The system was fine-tuned along the way and today, IRU provides a guarantee to the tune of 100,000 euros per truckload, which is dispensed in case of infractions on the freight. This made TIR a prudent choice for customs departments as well as for transport operators, who found this system inexpensive when considering the alternative of getting a bank guarantee for every border crossing.
On account of this landmark road initiative, FreightWaves spoke with Umberto de Pretto, the Secretary General of IRU, to discuss the finer points behind this new trade flow. “TIR has gotten countries to trade and talk to each other after the Second World War, and there has been peace in Europe thanks to this. Now, we want to make sure that all the other regions benefit from this as well,” he said.
Following on China’s heels, India and Pakistan have also joined the TIR initiative, thus opening up 40% of the world’s population to seamless cross-border trading.
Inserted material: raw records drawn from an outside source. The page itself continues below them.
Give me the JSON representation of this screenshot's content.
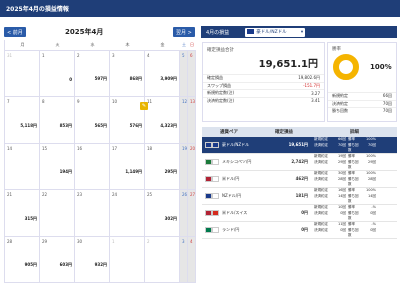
{
  "header": {
    "title": "2025年4月の損益情報"
  },
  "calendar": {
    "prev_label": "< 前月",
    "month_label": "2025年4月",
    "next_label": "翌月 >",
    "weekdays": [
      "月",
      "火",
      "水",
      "木",
      "金",
      "土",
      "日"
    ],
    "weeks": [
      [
        {
          "d": "31",
          "g": true,
          "p": ""
        },
        {
          "d": "1",
          "p": "0"
        },
        {
          "d": "2",
          "p": "597円"
        },
        {
          "d": "3",
          "p": "868円"
        },
        {
          "d": "4",
          "p": "3,909円"
        },
        {
          "d": "5",
          "p": ""
        },
        {
          "d": "6",
          "p": ""
        }
      ],
      [
        {
          "d": "7",
          "p": "5,118円"
        },
        {
          "d": "8",
          "p": "853円"
        },
        {
          "d": "9",
          "p": "565円"
        },
        {
          "d": "10",
          "p": "576円"
        },
        {
          "d": "11",
          "p": "4,323円"
        },
        {
          "d": "12",
          "p": ""
        },
        {
          "d": "13",
          "p": ""
        }
      ],
      [
        {
          "d": "14",
          "p": ""
        },
        {
          "d": "15",
          "p": "194円"
        },
        {
          "d": "16",
          "p": ""
        },
        {
          "d": "17",
          "p": "1,149円"
        },
        {
          "d": "18",
          "p": "295円"
        },
        {
          "d": "19",
          "p": ""
        },
        {
          "d": "20",
          "p": ""
        }
      ],
      [
        {
          "d": "21",
          "p": "315円"
        },
        {
          "d": "22",
          "p": ""
        },
        {
          "d": "23",
          "p": ""
        },
        {
          "d": "24",
          "p": ""
        },
        {
          "d": "25",
          "p": "302円"
        },
        {
          "d": "26",
          "p": ""
        },
        {
          "d": "27",
          "p": ""
        }
      ],
      [
        {
          "d": "28",
          "p": "905円"
        },
        {
          "d": "29",
          "p": "603円"
        },
        {
          "d": "30",
          "p": "932円"
        },
        {
          "d": "1",
          "g": true,
          "p": ""
        },
        {
          "d": "2",
          "g": true,
          "p": ""
        },
        {
          "d": "3",
          "g": true,
          "p": ""
        },
        {
          "d": "4",
          "g": true,
          "p": ""
        }
      ]
    ]
  },
  "panel": {
    "title": "4月の損益",
    "pair_select": "豪ドル/NZドル",
    "total_label": "確定損益合計",
    "total_value": "19,651.1円",
    "stats": [
      {
        "k": "確定損益",
        "v": "19,802.6円",
        "neg": false
      },
      {
        "k": "スワップ損益",
        "v": "-151.7円",
        "neg": true
      },
      {
        "k": "新規約定数(注)",
        "v": "3.27",
        "neg": false
      },
      {
        "k": "決済約定数(注)",
        "v": "3.41",
        "neg": false
      }
    ],
    "win_label": "勝率",
    "win_value": "100%",
    "win_fraction": 1.0,
    "win_stats": [
      {
        "k": "新規約定",
        "v": "66回"
      },
      {
        "k": "決済約定",
        "v": "70回"
      },
      {
        "k": "勝ち回数",
        "v": "70回"
      }
    ],
    "table_headers": [
      "通貨ペア",
      "確定損益",
      "詳細"
    ],
    "pairs": [
      {
        "name": "豪ドル/NZドル",
        "pnl": "19,651円",
        "d": [
          "新規約定",
          "66回",
          "勝率",
          "100%",
          "決済約定",
          "70回",
          "勝ち回数",
          "70回"
        ],
        "hl": true,
        "colors": [
          "#1a3a8a",
          "#1a3a8a"
        ]
      },
      {
        "name": "メキシコペソ/円",
        "pnl": "2,742円",
        "d": [
          "新規約定",
          "19回",
          "勝率",
          "100%",
          "決済約定",
          "29回",
          "勝ち回数",
          "29回"
        ],
        "colors": [
          "#1a7a3a",
          "#ffffff"
        ]
      },
      {
        "name": "米ドル/円",
        "pnl": "462円",
        "d": [
          "新規約定",
          "30回",
          "勝率",
          "100%",
          "決済約定",
          "28回",
          "勝ち回数",
          "28回"
        ],
        "colors": [
          "#b22234",
          "#ffffff"
        ]
      },
      {
        "name": "NZドル/円",
        "pnl": "181円",
        "d": [
          "新規約定",
          "16回",
          "勝率",
          "100%",
          "決済約定",
          "14回",
          "勝ち回数",
          "14回"
        ],
        "colors": [
          "#1a3a8a",
          "#ffffff"
        ]
      },
      {
        "name": "米ドル/スイス",
        "pnl": "0円",
        "d": [
          "新規約定",
          "10回",
          "勝率",
          "-%",
          "決済約定",
          "0回",
          "勝ち回数",
          "0回"
        ],
        "colors": [
          "#b22234",
          "#d52b1e"
        ]
      },
      {
        "name": "ランド/円",
        "pnl": "0円",
        "d": [
          "新規約定",
          "11回",
          "勝率",
          "-%",
          "決済約定",
          "0回",
          "勝ち回数",
          "0回"
        ],
        "colors": [
          "#007a4d",
          "#ffffff"
        ]
      }
    ]
  }
}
De Pretto remarked that one of the reasons for the Asian countries to take so long to join the TIR could be attributed to lack of awareness on what the system entails.
“And there is also the false assumption that the TIR system - because it originated in Europe, would be a very expensive system,” he said. “Another reason is that regional efforts that were made to come up with transit systems have largely failed. So for these countries, I think it is also the frustration of not being able to put something in place that works.”
With manufacturing giant China in the picture, de Pretto explained that TIR would make commodities coming out of the country cheaper, while providing leverage for Chinese businesses to trade seamlessly beyond its borders. “The moment you have access to other global markets, it’s a win for the market that’s receiving, but also a win for the market that is exporting those goods,” he said. “And it is more attractive to the consumers and you’ll have more consumption and people selling those goods will have a greater return on their investment.”
De Pretto spoke about the success of the pilot run between China and Europe, explaining that the 13 days it took for the initial run could be further reduced to 11 days in the future. This is huge, as expediting freight hauling would help large businesses save millions in inventory costs.
“One example is Philips, which made an assessment a few years back saying it would save $50 million globally for every one day it can reduce its stock-holding time on goods that are held up,” said de Pretto. “And that’s just one company. In economic terms, unless the goods are moving, there’s going to be somebody who’s going to be penalized.”
De Pretto insisted that a railroad extension of China’s ambitious BRI initiative all the way to Europe would not have a direct bearing on the TIR-enabled market. “I don’t think there will be competition between rail and road transport, but it would be complementary. And you could move those containers by rail with the TIR convention because TIR applies to containerized movements,” he said. The IRU is actively encouraging the Chinese government to use TIR for their container movements on rail, as in the absence of a regularized environment, border hassles cannot be siphoned away.
“The more we can facilitate trade, the more we will drive progress and prosperity, and in some regions, even peace. And I cite in particular the Middle East where we see quite a bit of conflict. We want to bring economic stability through road transport,” said de Pretto. “We want to make sure that the trucks bring prosperity to every village, and not just to the major hubs. We want to interconnect every village in Central Asia or Africa to the major world economies, and help them get their produce to the market.”